## [Assignment]
Type the records that follow again exactly as written, but drop the pictures.

[Website and app data records]
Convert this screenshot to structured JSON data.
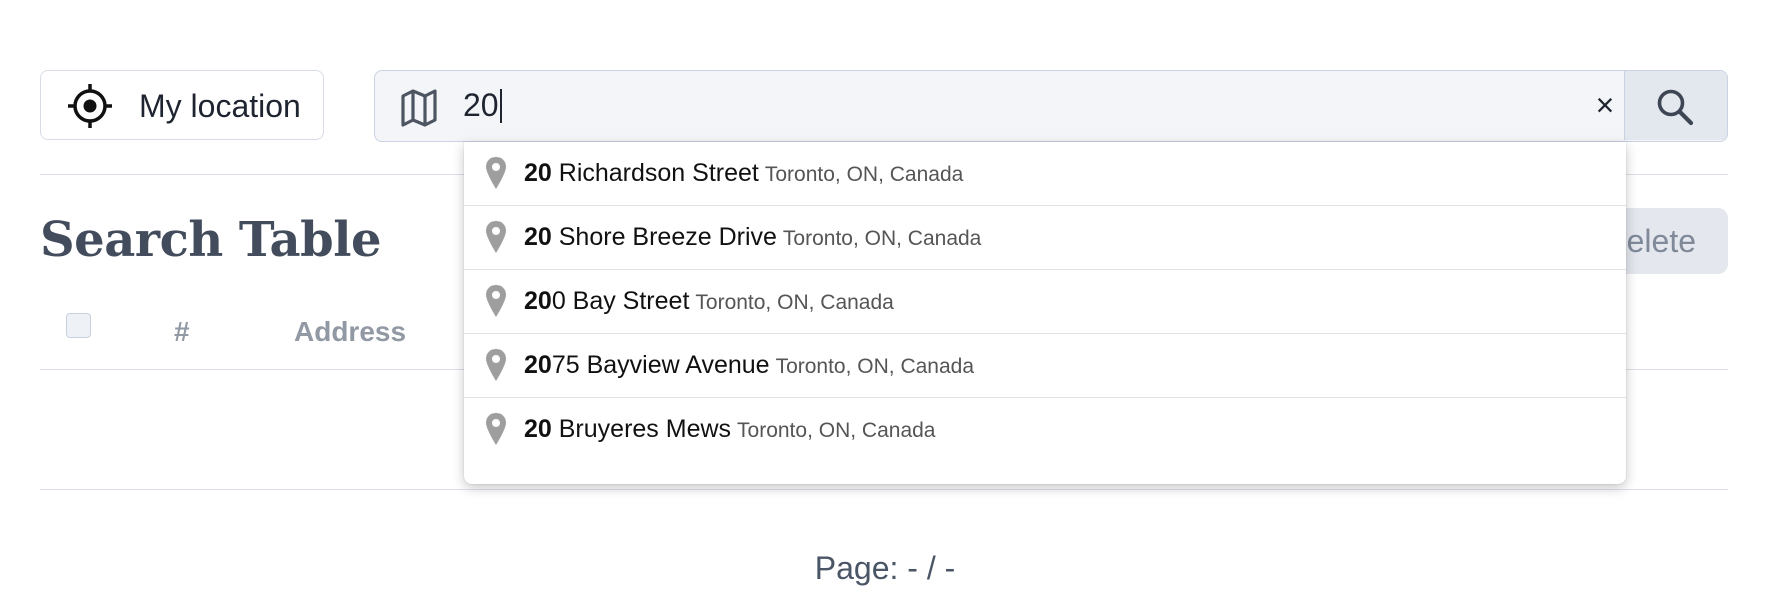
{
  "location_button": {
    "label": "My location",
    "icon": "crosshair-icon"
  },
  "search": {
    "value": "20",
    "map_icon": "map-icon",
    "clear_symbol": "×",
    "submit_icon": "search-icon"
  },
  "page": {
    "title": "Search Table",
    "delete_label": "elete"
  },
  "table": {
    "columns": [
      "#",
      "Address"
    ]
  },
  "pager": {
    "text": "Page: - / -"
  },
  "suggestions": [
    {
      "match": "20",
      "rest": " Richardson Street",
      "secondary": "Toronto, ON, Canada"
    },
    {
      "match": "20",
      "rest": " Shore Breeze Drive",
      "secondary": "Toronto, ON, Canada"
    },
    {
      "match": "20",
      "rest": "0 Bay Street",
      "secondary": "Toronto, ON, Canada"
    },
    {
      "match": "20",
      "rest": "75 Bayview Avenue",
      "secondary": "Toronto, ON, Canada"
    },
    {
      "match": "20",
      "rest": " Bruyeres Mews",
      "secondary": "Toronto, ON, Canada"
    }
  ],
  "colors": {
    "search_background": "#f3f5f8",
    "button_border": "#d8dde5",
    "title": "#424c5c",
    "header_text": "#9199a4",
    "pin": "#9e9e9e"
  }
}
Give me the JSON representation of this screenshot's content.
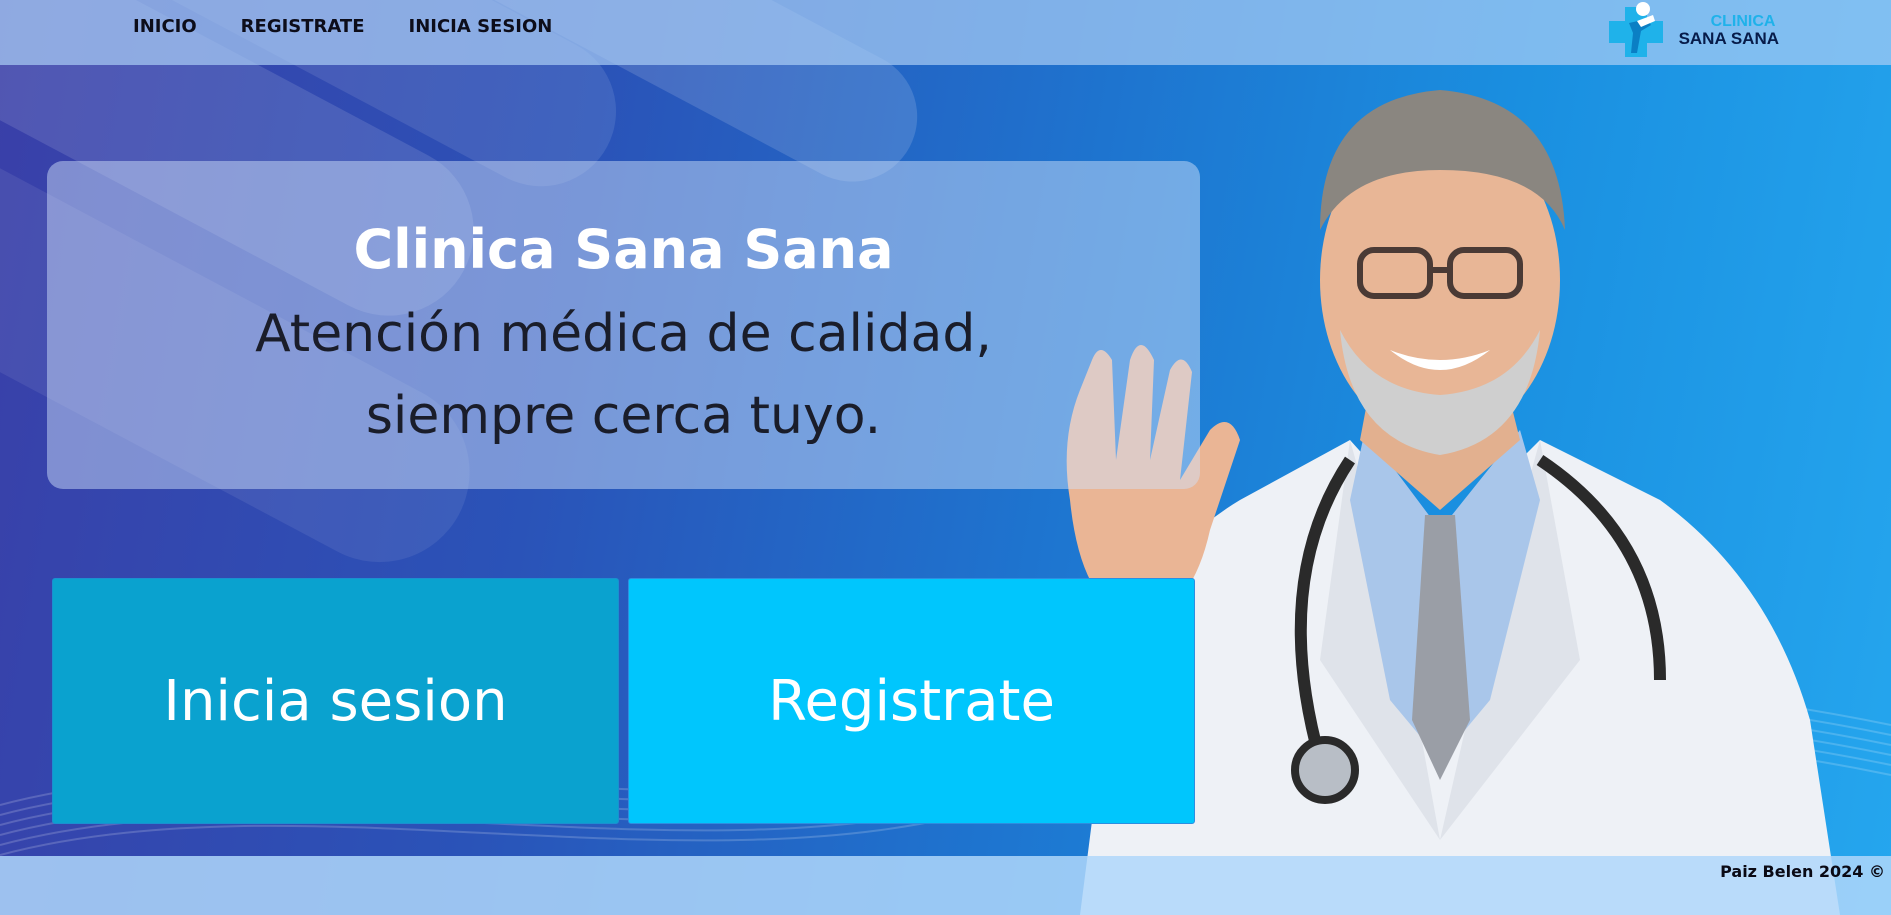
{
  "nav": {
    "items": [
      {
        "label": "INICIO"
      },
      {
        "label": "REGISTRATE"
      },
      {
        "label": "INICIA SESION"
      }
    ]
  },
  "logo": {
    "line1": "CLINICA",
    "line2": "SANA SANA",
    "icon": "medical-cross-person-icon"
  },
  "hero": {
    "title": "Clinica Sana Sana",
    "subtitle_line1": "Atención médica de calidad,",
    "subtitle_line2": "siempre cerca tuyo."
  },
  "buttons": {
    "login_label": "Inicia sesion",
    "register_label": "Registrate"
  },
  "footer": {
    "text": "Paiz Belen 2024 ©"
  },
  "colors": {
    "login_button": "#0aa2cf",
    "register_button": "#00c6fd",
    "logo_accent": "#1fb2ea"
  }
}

## [Problem solution]
Convert this screenshot to structured JSON data.
{
  "location_button": {
    "label": "My location",
    "icon": "crosshair-icon"
  },
  "search": {
    "value": "20",
    "map_icon": "map-icon",
    "clear_symbol": "×",
    "submit_icon": "search-icon"
  },
  "page": {
    "title": "Search Table",
    "delete_label": "elete"
  },
  "table": {
    "columns": [
      "#",
      "Address"
    ]
  },
  "pager": {
    "text": "Page: - / -"
  },
  "suggestions": [
    {
      "match": "20",
      "rest": " Richardson Street",
      "secondary": "Toronto, ON, Canada"
    },
    {
      "match": "20",
      "rest": " Shore Breeze Drive",
      "secondary": "Toronto, ON, Canada"
    },
    {
      "match": "20",
      "rest": "0 Bay Street",
      "secondary": "Toronto, ON, Canada"
    },
    {
      "match": "20",
      "rest": "75 Bayview Avenue",
      "secondary": "Toronto, ON, Canada"
    },
    {
      "match": "20",
      "rest": " Bruyeres Mews",
      "secondary": "Toronto, ON, Canada"
    }
  ],
  "colors": {
    "search_background": "#f3f5f8",
    "button_border": "#d8dde5",
    "title": "#424c5c",
    "header_text": "#9199a4",
    "pin": "#9e9e9e"
  }
}
Give me the JSON representation of this screenshot's content.
{
  "nav": {
    "items": [
      {
        "label": "INICIO"
      },
      {
        "label": "REGISTRATE"
      },
      {
        "label": "INICIA SESION"
      }
    ]
  },
  "logo": {
    "line1": "CLINICA",
    "line2": "SANA SANA",
    "icon": "medical-cross-person-icon"
  },
  "hero": {
    "title": "Clinica Sana Sana",
    "subtitle_line1": "Atención médica de calidad,",
    "subtitle_line2": "siempre cerca tuyo."
  },
  "buttons": {
    "login_label": "Inicia sesion",
    "register_label": "Registrate"
  },
  "footer": {
    "text": "Paiz Belen 2024 ©"
  },
  "colors": {
    "login_button": "#0aa2cf",
    "register_button": "#00c6fd",
    "logo_accent": "#1fb2ea"
  }
}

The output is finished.